The swells and waves continued to increase in size and intensity. I no longer looked at the apparent wind gauge. I just didn’t want to know. The swells were far bigger than our boat – and I remember trying to focus on the horizon – only to be able to see land when we were at the wave crests, and not be able to see anything but water when we were at the trough. Pat was doing an amazing job at the helm, riding the crests of the waves as long as possible and attempting to remain somewhat on our course for the shipping channel into Beaufort.
I checked the navigation software again. We were now a mile off course. Nothing we could do — Cat Maudy was just getting pushed around too much. We had less than 5 miles to go to the Beaufort Inlet. I returned to the cockpit, and refused to look behind me. Looking off the stern of the boat would reveal the huge swells towering above us. Nope, I just didn’t need this information.
With 4 miles to go, we could start planning for our final position change into the shipping channel. We would have to jibe the boat in these huge winds. Pretty risky – but we did have a boom-break installed. A boom-break is used to slow the boom as it crosses the point of ‘no return’. We didn’t know if it would work in such heavy winds — but we had no choice. Two miles out, I centered the main as much as possible — all the while knowing full well that the waves were breaking over behind the boat. I couldn’t help but to see some of this. Refocused my attention on the main sheet. Pat changed course and the boat jibed. The boom-break successfully slowed the boom without trashing our rigging. Whew.

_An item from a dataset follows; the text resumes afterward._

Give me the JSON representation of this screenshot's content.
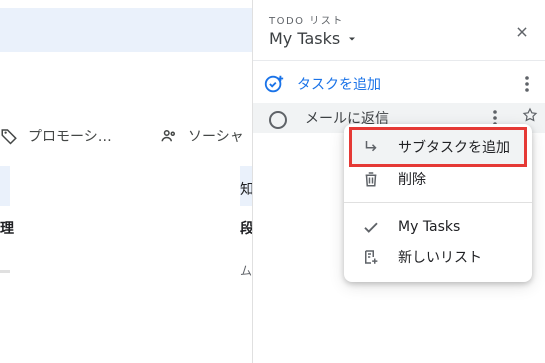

The engines are on now – to give us extra power for maneuvering thru the shipping channel into the Beaufort Inlet. I spent much of this time inside of the salon, calling out headings to Pat, and letting him know of position changes to stay on course. It would be a tight channel to navigate into – especially with the wave and wind intensity.
The waters became shallow for the final approach into the Beaufort Inlet. As if the swells weren’t already BIG enough offshore — they got even BIGGER close to land. Shallow water is easily churned by winds. I focused exclusively on the navigation software and calling out positions.
I don’t know how Pat managed to control the boat….but he did. It was masterful. Soon, we were inside of the barrier island and in calmer waters. We had made it. Once behind the barrier island, I took down the main sail. “So – what did the NOAA forecast say earlier in the day?” I asked Pat — now that I knew we were safe. “35 knot winds with 9 foot seas”. Ooooh my god….I’m so glad I didn’t know that at the time. This was not on any weather prediction before we departed from Wrightsville. I truly appreciate the powers of the seas. The sea state can change very quickly. I will look back on this day, and continue to shake my head in disbelief and awe. Pat did an incredible job as captain, and I discovered a bit of grit in my soul was there when I needed it…
We hailed the Beaufort Docks on the VHF, and got a side-on slip for the night. I stepped off the boat…and just stood on land…taking it all in….with a renewed sense of appreciation for the moment.